In a field traditionally dominated by men, the role of female engineers can often be downplayed. In recent years, however, the number of women in the industry is growing rapidly, and the Viterbi School of Engineering is helping to lead this effort.
The Office of Women in Engineering in Viterbi reports that 30 percent of its undergraduate population is female. Though that number might seem low in comparison to the 51 percent of women who make up the university’s student body as a whole, the American Society of Engineers reported that in 2011, only 18.4 percent of bachelor’s degrees in engineering went to women.
Despite the fact that only 30 percent of women make up Viterbi’s undergraduate population, faculty and students said it often does not feel this way in their classes.
Lianne Moreno, a freshman majoring in mechanical engineering, noted her classes were usually split equally between males and females.
“In my classes, it is 50/50,” Moreno said. “In fact, in some of my engineering classes, I feel that there are even more girls than boys.”
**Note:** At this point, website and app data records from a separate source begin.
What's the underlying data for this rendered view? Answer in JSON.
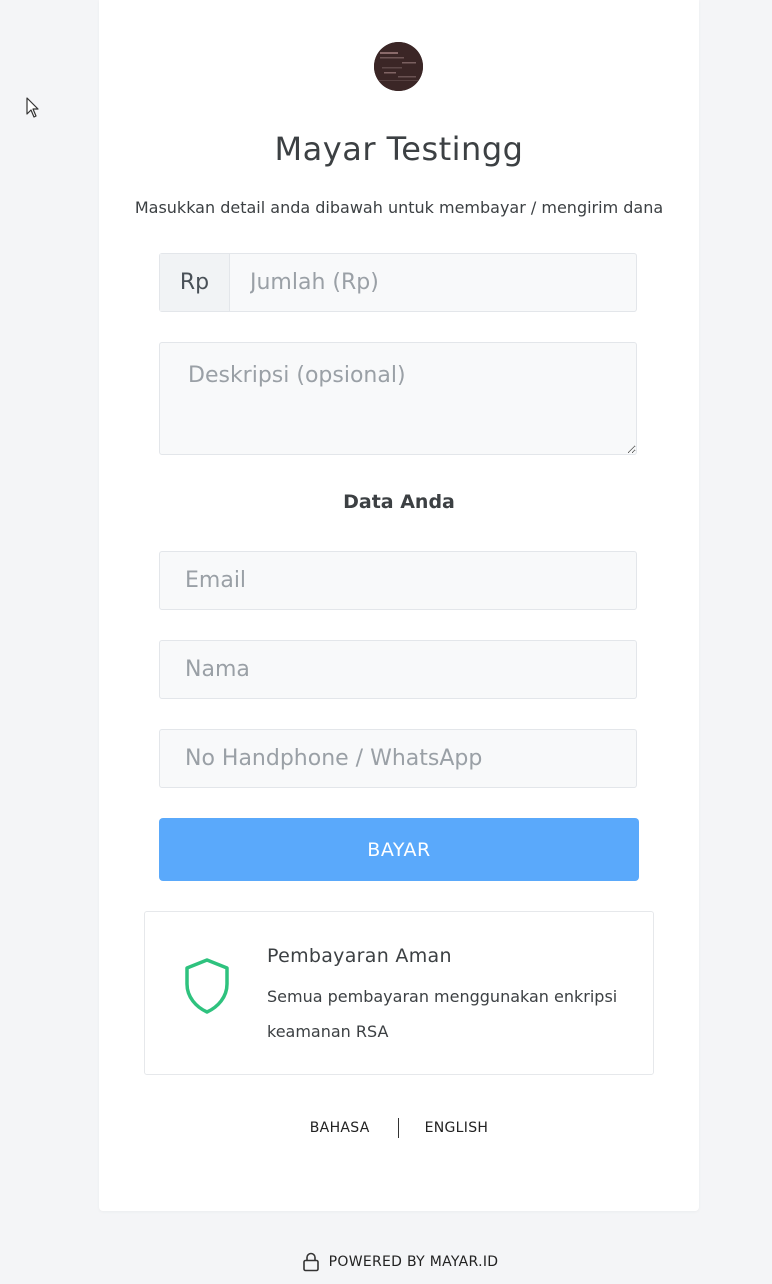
{
  "merchant": {
    "name": "Mayar Testingg",
    "subtitle": "Masukkan detail anda dibawah untuk membayar / mengirim dana"
  },
  "form": {
    "amount_prefix": "Rp",
    "amount_placeholder": "Jumlah (Rp)",
    "description_placeholder": "Deskripsi (opsional)",
    "section_title": "Data Anda",
    "email_placeholder": "Email",
    "name_placeholder": "Nama",
    "phone_placeholder": "No Handphone / WhatsApp",
    "submit_label": "BAYAR"
  },
  "security": {
    "icon": "shield-icon",
    "title": "Pembayaran Aman",
    "text": "Semua pembayaran menggunakan enkripsi keamanan RSA"
  },
  "language": {
    "label": "BAHASA",
    "current": "ENGLISH"
  },
  "footer": {
    "icon": "lock-icon",
    "text": "POWERED BY MAYAR.ID"
  },
  "colors": {
    "button": "#5aa9fb",
    "shield": "#2ec27e",
    "background": "#f4f5f7"
  }
}
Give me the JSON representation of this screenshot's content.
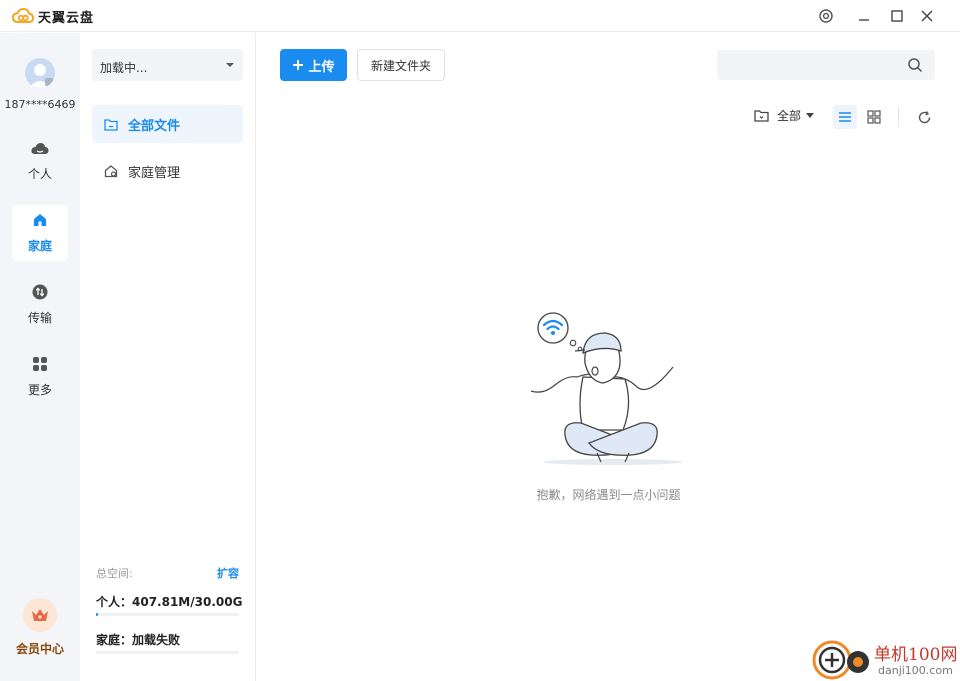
{
  "app": {
    "title": "天翼云盘"
  },
  "user": {
    "phone": "187****6469"
  },
  "rail": {
    "items": [
      {
        "label": "个人"
      },
      {
        "label": "家庭"
      },
      {
        "label": "传输"
      },
      {
        "label": "更多"
      }
    ],
    "vip_label": "会员中心"
  },
  "panel": {
    "dropdown_value": "加载中...",
    "nav": [
      {
        "label": "全部文件"
      },
      {
        "label": "家庭管理"
      }
    ],
    "storage": {
      "heading": "总空间:",
      "expand_label": "扩容",
      "personal": "个人：407.81M/30.00G",
      "personal_fraction": 0.013,
      "family": "家庭：加载失败"
    }
  },
  "toolbar": {
    "upload_label": "上传",
    "new_folder_label": "新建文件夹",
    "search_placeholder": "",
    "filter_label": "全部"
  },
  "empty_state": {
    "message": "抱歉，网络遇到一点小问题"
  },
  "watermark": {
    "title": "单机100网",
    "subtitle": "danji100.com"
  },
  "colors": {
    "accent": "#1a8cf0",
    "rail_bg": "#f3f5f9",
    "vip": "#8b4a0e"
  }
}
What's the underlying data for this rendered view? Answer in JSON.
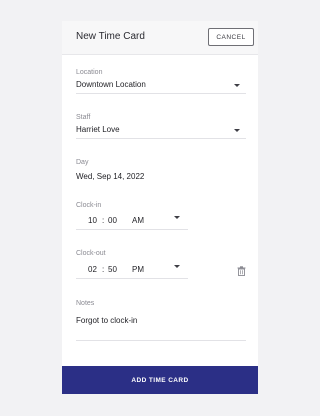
{
  "header": {
    "title": "New Time Card",
    "cancel_label": "CANCEL"
  },
  "location": {
    "label": "Location",
    "value": "Downtown Location"
  },
  "staff": {
    "label": "Staff",
    "value": "Harriet Love"
  },
  "day": {
    "label": "Day",
    "value": "Wed, Sep 14, 2022"
  },
  "clock_in": {
    "label": "Clock-in",
    "hour": "10",
    "sep": ":",
    "minute": "00",
    "period": "AM"
  },
  "clock_out": {
    "label": "Clock-out",
    "hour": "02",
    "sep": ":",
    "minute": "50",
    "period": "PM"
  },
  "notes": {
    "label": "Notes",
    "value": "Forgot to clock-in"
  },
  "submit_label": "ADD TIME CARD",
  "colors": {
    "primary": "#2b2f86",
    "background": "#f2f2f4",
    "card": "#ffffff"
  },
  "icons": {
    "dropdown": "chevron-down-icon",
    "delete": "trash-icon"
  }
}
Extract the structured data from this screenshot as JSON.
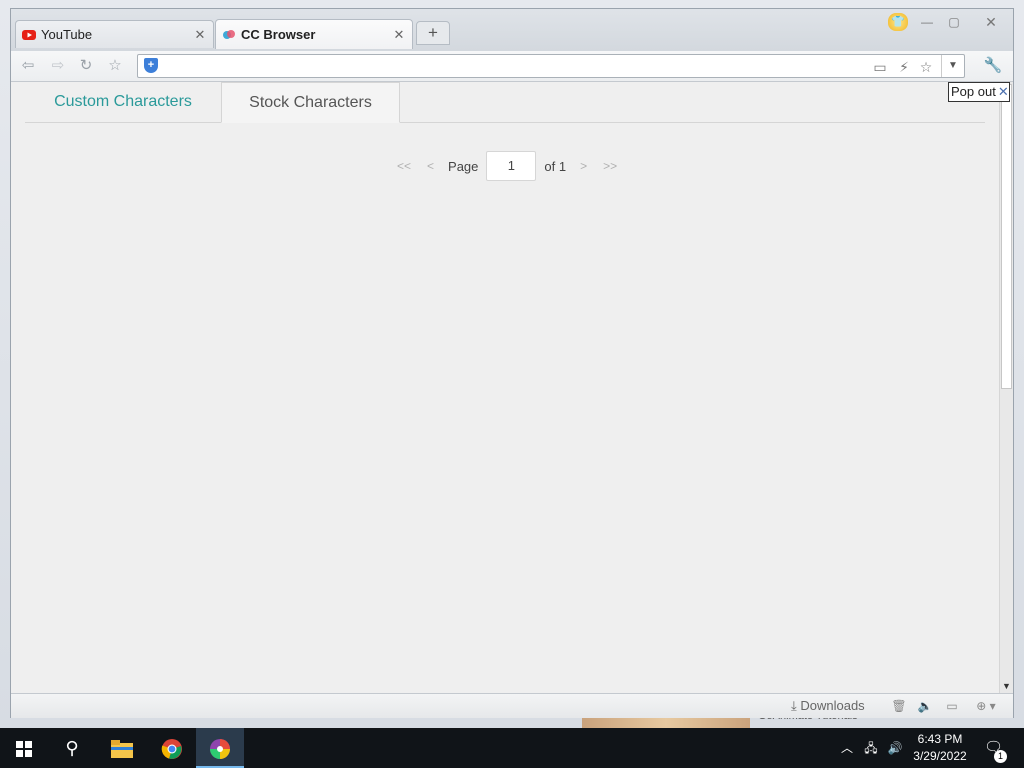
{
  "browser": {
    "tabs": [
      {
        "title": "YouTube",
        "icon": "youtube-icon",
        "active": false
      },
      {
        "title": "CC Browser",
        "icon": "cc-browser-icon",
        "active": true
      }
    ],
    "new_tab_glyph": "+",
    "popout_label": "Pop out",
    "popout_close": "✕",
    "status_downloads": "Downloads"
  },
  "page": {
    "tabs": [
      {
        "label": "Custom Characters",
        "active": false
      },
      {
        "label": "Stock Characters",
        "active": true
      }
    ],
    "pager": {
      "first": "<<",
      "prev": "<",
      "page_label": "Page",
      "current_page": "1",
      "of_label": "of 1",
      "next": ">",
      "last": ">>"
    }
  },
  "desktop": {
    "peek_text": "GoAnimate Tutorials"
  },
  "taskbar": {
    "time": "6:43 PM",
    "date": "3/29/2022",
    "notification_count": "1"
  },
  "colors": {
    "accent_teal": "#2b9a9a",
    "taskbar": "#101418",
    "content_bg": "#efefef"
  }
}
Milind Tambe, a professor in the computer science and industrial and systems engineering departments, made a similar remark. He has experience working with both students getting their Ph.D.s and students in Freshman Academy, a two-unit class that gives freshmen an introduction to engineering through guest lectures and team projects. Tambe said he has noticed that there is not a remarkable difference between male and female students.
“In my classes, approximately half of the students are male and half are female,” Tambe said.
Mia Smith, a senior majoring in environmental engineering, explained that students could be led to believe there are less women in certain classes because of the specific major’s demographics.
“Some majors attract more women than others,” Smith said. “For example, when I take classes outside of my major, I sometimes feel there are more men since environmental engineering is more attractive to women. Still, I don’t feel outnumbered.”
Students also felt that professors treat their students equally regardless of gender.
“Professors are just as strict,” Moreno said. “They have the same expectations for boys and girls.”
Many of the students agreed that Viterbi provides a supportive environment to its female students, and believe that this is one of the reasons why the male-to-female ratio of students in Viterbi is higher than the national average.
“I believe that Viterbi is attracting more women into engineering because it has a diverse and engaging program that encourages women to take the lead in an engineering career,” said Leilani Rebolledo, a sophomore majoring in mechanical engineering.
Viterbi offers a variety of programs catered to female engineers. One is the Society of Women Engineers, an organization with a main focus of creating a community of female engineers. The group hosts many networking events for its members.
The Women in Engineering office also provides female students with opportunities for community outreach and a place where they can receive leadership development and professional support.
Many of the students also said that aside from Viterbi having multiple programs, the feedback they received outside of the school has been rather positive.
Moreno said when she would tell her family and friends that she was going to study engineering, they were encouraging.
As for Smith, she agreed that she never received negative feedback and people were usually encouraging. Smith has engaged in a variety of international studies, and she said she has noticed that other countries are changing their perspectives in regard to women in engineering as well. During her semester studying abroad in Cape Town, South Africa, Smith noticed that in her engineering classes, there were far fewer women. She mentored high school girls who seemed very enthusiastic about studying engineering.
“There is a lot of development going on in Cape Town, and many of the young women are eager to get involved in the engineering aspect,” Smith said.
Smith also spent a summer in China working in a research lab and she was surprised by the number of female engineers.
“I thought it would be the same, but there were many women engineers,” Smith said.
Despite the changing industry, students are still aware of some of the prejudice that comes along with being female engineers.
Alexia Gutiérrez, a junior majoring in environmental engineering, recalled the time when she was applying for an interview and they tried to discourage her.
“They were surprised that I was a girl, and they started telling me that in construction sites it was very aggressive, suggesting that it would be a difficult environment for a woman to work in,” Gutiérrez said.
Still, Viterbi’s female engineers viewed their role as somewhat of a challenge. Karishma Nagar, a senior majoring in industrial and systems engineering, has faced similar difficulties, but is glad to take on the challenge.
“Eventually if you demonstrate a sound understanding of problems and come up with innovative ways to resolve them, you gain credibility and are taken just as seriously as your male counterparts,” Nagar said. “I don’t consider the prejudice as an obstacle. Rather, [it’s] a challenge to take on.”